While Jaydev Bhateja was disappointed not to win the Brain Bee national neuroscience competition, the high school junior won’t let it deter him from his ultimate goal.
“I would like to pursue neuroscience in the research or the clinical field,” said the Los Altos Hills resident, who placed 22nd out of 54 competitors at the Brain Bee in mid-March. “I really like asking questions, and neuroscience is the place that has the most questions to answer. Neuroscience is the field that needs the most exploration.”
Bhateja, who attends BASIS Independent Silicon Valley, added that his interest in neuroscience was sparked well before he began high school.
“At the age of 12, I went to India and a family member who was a neurosurgeon let me watch a brain surgery,” he said. “From that point on, I’ve been really interested in it.”
Bhateja’s interest in neuroscience only heightened at BASIS, a private school in San Jose, where he’s been able to take advanced science classes.
“The biology department is absolutely amazing,” he said. “They are very fostering of interests in just about any branch of biology.”

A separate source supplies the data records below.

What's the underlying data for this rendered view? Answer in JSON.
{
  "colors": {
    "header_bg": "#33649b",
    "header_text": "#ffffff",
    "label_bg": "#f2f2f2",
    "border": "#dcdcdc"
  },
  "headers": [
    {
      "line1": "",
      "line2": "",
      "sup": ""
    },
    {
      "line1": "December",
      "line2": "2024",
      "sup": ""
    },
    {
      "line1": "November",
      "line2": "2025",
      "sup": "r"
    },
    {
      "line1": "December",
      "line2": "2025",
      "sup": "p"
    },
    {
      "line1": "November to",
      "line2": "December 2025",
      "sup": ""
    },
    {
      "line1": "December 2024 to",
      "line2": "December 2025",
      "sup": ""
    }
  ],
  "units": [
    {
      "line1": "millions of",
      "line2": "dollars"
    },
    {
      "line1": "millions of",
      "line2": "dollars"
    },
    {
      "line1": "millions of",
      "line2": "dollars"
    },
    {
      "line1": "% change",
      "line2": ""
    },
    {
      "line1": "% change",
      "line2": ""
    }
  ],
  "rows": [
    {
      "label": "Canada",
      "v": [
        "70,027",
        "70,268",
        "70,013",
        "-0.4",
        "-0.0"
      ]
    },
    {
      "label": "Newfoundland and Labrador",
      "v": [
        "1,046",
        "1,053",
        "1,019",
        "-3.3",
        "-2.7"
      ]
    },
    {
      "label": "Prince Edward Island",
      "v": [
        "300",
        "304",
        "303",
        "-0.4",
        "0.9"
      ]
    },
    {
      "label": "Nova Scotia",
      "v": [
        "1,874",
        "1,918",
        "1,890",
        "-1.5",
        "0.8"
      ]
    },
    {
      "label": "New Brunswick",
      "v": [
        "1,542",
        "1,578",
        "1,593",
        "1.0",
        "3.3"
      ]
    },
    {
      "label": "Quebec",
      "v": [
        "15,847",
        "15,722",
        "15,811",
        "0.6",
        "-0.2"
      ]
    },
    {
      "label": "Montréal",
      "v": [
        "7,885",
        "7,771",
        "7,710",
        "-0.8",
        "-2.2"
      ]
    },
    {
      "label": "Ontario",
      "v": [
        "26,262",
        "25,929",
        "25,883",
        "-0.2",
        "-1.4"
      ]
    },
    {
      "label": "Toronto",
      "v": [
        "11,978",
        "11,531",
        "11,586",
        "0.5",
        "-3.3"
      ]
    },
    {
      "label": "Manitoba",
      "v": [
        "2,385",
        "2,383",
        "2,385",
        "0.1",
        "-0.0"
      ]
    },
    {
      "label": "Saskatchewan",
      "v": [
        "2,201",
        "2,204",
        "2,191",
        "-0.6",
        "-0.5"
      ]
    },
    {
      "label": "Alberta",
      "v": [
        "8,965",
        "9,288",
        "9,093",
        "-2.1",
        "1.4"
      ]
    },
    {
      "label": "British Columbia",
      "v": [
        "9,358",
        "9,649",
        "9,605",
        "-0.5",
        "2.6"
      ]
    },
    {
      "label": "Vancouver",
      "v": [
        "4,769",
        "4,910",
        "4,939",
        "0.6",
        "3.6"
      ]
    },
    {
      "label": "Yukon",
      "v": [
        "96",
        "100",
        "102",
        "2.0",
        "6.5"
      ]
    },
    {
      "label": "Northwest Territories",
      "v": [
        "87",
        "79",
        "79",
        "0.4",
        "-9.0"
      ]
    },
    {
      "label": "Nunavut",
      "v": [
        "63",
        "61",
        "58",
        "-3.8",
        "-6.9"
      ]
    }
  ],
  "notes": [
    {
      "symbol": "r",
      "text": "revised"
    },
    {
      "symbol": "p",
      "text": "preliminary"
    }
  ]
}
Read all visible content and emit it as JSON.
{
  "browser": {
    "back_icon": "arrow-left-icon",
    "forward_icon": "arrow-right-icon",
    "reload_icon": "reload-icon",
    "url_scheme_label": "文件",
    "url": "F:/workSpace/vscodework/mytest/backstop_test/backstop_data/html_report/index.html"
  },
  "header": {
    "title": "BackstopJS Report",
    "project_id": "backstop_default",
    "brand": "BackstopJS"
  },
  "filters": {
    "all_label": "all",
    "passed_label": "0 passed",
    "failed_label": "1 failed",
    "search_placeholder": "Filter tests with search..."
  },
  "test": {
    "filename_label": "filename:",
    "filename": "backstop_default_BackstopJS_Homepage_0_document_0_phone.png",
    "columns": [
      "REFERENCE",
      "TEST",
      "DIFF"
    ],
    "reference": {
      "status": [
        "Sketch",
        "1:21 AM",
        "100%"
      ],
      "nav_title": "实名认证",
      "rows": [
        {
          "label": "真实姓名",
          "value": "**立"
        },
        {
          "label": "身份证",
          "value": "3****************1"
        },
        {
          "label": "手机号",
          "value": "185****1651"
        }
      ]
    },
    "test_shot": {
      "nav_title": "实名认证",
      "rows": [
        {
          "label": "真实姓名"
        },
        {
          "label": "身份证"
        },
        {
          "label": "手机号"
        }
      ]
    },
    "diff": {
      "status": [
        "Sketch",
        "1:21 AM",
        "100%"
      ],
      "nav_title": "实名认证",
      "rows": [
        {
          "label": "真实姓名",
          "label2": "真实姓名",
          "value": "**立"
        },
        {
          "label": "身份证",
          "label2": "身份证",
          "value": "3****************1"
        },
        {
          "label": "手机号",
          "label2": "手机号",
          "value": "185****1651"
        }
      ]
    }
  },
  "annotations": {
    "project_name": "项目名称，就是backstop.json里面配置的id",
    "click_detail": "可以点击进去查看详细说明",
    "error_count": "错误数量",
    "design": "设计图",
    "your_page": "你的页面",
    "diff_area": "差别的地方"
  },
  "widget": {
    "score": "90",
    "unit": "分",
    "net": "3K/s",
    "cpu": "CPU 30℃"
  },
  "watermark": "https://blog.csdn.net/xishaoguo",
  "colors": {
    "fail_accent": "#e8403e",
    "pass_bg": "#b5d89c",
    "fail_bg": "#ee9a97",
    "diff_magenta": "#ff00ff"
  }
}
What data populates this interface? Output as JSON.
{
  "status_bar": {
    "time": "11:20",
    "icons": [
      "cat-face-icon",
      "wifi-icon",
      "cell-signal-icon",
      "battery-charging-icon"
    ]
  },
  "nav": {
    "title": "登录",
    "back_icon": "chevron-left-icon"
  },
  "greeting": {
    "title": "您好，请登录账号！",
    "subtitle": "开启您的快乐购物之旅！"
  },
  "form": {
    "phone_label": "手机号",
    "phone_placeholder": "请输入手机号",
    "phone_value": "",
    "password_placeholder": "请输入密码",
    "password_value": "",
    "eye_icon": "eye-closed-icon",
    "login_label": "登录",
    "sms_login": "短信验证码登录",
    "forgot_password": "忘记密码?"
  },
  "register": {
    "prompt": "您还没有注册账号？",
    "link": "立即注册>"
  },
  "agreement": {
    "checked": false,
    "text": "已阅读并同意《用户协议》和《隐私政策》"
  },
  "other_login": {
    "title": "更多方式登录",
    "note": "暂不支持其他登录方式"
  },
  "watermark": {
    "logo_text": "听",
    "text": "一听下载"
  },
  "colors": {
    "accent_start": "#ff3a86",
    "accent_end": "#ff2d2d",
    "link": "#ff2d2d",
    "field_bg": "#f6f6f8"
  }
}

As a sophomore, Bhateja joined the Neuroscience Club at BASIS, where he was introduced to Brain Bee. He competed in the Bay Area regional contest that year but did not earn a bid to nationals.
With a renewed commitment to move on to the next level, Bhateja said he studied extensively for this year’s regional competition, held in January. The competition focused on a book on neuroscience, “Brain Facts.” Competitors were quizzed on minute details of the textbook.
Bhateja placed first in the regional competition in Hayward, landing a spot in the national competition, held March 16-18 in Maryland. The event featured 54 regional champs from throughout the nation, all vying for the lone berth in the international Brain Bee.
Bhateja said the material at the national Brain Bee was more difficult than what he experienced at the regional competition.
“At nationals, they ask you to know about histology, anatomy – you need to know what part of the brain is shown in the MRI, and there’s a patient diagnosis section,” he said.
Not only was the material more challenging, but the stakes were raised as well. Once an individual competes at nationals, he or she is not allowed to participate in future national Brain Bees.
“Going to nationals is a once-in-a-lifetime chance,” Bhateja said.
Bhateja is still free to enter next year’s regional competition, but he doesn’t plan to do so. He said he’s setting his sights on other biology fairs and contests to further foster his growing interest in neuroscience.